Exercise prompt |
Where does the string "photo" occur in the records? Copy each line that holds it.

(Saved data entries)
*****

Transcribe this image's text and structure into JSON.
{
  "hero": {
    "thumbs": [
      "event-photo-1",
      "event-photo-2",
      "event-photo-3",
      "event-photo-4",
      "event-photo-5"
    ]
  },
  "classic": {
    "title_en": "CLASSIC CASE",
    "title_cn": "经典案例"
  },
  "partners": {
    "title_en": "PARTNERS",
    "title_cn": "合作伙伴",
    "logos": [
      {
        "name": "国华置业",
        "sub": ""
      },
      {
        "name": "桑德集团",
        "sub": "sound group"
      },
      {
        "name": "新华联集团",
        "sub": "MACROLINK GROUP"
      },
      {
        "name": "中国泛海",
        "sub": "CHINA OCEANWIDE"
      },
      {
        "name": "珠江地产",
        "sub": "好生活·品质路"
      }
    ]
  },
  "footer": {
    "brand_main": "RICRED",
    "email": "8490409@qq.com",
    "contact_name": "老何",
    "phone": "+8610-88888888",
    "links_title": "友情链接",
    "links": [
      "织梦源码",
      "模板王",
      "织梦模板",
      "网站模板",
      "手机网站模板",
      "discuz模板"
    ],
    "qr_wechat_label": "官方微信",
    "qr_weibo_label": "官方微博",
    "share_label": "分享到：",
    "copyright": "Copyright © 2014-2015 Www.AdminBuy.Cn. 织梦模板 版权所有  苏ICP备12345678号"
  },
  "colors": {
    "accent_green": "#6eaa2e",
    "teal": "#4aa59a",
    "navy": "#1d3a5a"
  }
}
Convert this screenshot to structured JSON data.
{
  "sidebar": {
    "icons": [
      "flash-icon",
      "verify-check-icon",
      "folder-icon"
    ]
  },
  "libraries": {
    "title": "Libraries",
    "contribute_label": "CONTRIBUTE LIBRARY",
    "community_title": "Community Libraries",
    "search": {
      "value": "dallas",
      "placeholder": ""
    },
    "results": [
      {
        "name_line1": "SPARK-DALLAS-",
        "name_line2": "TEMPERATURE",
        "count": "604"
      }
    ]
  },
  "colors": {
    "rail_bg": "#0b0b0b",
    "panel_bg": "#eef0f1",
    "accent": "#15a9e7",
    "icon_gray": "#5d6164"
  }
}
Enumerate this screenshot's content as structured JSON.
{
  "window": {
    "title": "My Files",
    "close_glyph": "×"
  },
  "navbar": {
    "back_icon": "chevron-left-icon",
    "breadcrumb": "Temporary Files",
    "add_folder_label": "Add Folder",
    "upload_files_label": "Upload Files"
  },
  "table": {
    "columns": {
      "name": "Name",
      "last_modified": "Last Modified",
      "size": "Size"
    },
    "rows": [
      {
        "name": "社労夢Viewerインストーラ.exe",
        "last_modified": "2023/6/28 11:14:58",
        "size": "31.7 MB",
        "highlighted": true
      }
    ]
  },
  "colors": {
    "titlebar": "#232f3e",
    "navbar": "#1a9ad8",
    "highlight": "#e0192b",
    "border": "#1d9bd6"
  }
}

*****

Completed exercise |
      "event-photo-1",
      "event-photo-2",
      "event-photo-3",
      "event-photo-4",
      "event-photo-5"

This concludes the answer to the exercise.